- “China is willing to better align the Belt and Road Initiative with Vanuatu's development strategies and deepen mutually beneficial cooperation in such areas as infrastructure, economy and trade, fisheries and tourism.”
Some context: In recent years, China has made a concerted effort to court Pacific island nations with various grants, loans, and debt forgiveness programs.
Get smart: This could be huge for Vanuatu. With a population of just over 272,000, a little bit of Chinese money would go a very long way in terms of improving the country's relatively poor infrastructure.
Get smarter: Of the 17 countries that still recognize Taiwan, six are Pacific island nations. Beijing wants those six holdouts to know that it will be worth their while to recognize the PRC.
Gov.cn: Premier Li Keqiang holds talks with Vanuatuan PM to promote ties
China Daily: Li urges stronger ties with Vanuatu
Politics & Policy
5. Environmental protection drives up construction prices
Prices of sand and gravel, key construction materials, have been on the rise for the past year.
A prominent example:
- In Guangdong, costs have more than doubled in 15 months.
Some context: Efforts to combat the degradation of China's rivers by restricting the scope of sand and gravel mining went into effect in June 2018.
The price hike has put the hurt on construction companies, since many have contracted work based on original material prices.
Some local governments stepped in to manage the supply shortage with the old planned economy toolkit, requiring that:
- companies get government approval to buy sand and gravel
- sand and gravel be sold at a government-set price
- Coastal provinces are increasing imports from overseas.
- The central government is encouraging the use of manufactured sand.
Get smart: Top leaders have insisted that local governments should reduce approvals and get out of the way of business.

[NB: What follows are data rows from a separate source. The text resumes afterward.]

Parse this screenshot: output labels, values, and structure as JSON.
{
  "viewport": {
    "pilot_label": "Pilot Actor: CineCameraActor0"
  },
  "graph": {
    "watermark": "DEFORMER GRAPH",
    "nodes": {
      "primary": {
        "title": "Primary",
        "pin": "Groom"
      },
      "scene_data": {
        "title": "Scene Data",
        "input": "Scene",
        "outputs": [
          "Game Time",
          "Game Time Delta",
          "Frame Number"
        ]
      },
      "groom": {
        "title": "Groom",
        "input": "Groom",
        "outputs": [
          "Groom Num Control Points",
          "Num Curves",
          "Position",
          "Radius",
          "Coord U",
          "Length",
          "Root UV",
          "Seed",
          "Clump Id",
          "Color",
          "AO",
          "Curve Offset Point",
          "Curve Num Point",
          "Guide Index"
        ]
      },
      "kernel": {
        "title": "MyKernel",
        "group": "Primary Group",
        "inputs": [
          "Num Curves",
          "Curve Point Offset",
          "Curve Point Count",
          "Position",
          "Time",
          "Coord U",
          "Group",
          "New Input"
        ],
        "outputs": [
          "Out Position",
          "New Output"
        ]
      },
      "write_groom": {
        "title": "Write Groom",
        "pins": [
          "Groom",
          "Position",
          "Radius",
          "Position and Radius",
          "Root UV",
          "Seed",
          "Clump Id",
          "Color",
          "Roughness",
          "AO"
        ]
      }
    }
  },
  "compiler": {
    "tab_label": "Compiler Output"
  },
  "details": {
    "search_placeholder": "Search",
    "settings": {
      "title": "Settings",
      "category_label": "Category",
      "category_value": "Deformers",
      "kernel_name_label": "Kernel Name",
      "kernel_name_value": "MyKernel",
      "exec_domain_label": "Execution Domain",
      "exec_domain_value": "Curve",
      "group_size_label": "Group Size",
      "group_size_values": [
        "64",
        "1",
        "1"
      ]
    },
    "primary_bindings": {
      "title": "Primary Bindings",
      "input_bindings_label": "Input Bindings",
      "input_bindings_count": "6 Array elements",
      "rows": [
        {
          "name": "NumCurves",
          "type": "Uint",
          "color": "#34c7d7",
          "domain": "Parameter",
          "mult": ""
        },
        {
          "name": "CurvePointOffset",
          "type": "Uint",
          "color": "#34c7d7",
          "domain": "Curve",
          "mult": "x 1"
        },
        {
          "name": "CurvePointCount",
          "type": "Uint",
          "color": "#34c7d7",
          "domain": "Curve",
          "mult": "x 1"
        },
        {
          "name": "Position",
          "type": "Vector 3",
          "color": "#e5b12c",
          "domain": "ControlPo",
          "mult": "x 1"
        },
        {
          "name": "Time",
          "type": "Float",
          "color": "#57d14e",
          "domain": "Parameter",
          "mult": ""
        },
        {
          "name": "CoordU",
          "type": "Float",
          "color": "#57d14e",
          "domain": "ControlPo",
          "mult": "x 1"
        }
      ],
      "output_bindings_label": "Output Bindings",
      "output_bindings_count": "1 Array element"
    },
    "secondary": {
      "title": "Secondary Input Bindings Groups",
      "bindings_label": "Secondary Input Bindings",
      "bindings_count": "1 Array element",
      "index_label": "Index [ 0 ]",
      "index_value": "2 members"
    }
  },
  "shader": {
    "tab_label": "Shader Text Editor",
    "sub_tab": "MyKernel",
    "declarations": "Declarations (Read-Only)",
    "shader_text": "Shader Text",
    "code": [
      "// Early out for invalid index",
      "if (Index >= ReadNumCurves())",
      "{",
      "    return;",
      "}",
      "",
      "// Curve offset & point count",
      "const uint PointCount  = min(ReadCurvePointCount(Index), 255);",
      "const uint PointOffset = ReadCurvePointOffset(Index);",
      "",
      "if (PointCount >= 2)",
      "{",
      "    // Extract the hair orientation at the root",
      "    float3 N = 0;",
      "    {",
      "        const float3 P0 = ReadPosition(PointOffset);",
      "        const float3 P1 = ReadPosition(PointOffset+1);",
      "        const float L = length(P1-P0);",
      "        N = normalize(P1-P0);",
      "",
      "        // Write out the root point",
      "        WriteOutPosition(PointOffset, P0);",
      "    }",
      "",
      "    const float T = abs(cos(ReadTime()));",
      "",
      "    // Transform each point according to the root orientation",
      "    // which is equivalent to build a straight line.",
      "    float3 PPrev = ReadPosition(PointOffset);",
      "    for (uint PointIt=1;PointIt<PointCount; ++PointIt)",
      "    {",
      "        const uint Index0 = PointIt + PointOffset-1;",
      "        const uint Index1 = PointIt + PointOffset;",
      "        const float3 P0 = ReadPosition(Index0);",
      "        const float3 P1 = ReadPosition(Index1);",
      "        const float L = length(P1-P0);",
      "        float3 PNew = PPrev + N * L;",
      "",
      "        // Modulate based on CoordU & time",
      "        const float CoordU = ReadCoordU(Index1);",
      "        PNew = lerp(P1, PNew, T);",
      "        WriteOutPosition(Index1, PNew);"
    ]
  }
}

But the planned economy instinct can kick in whenever markets produce volatility.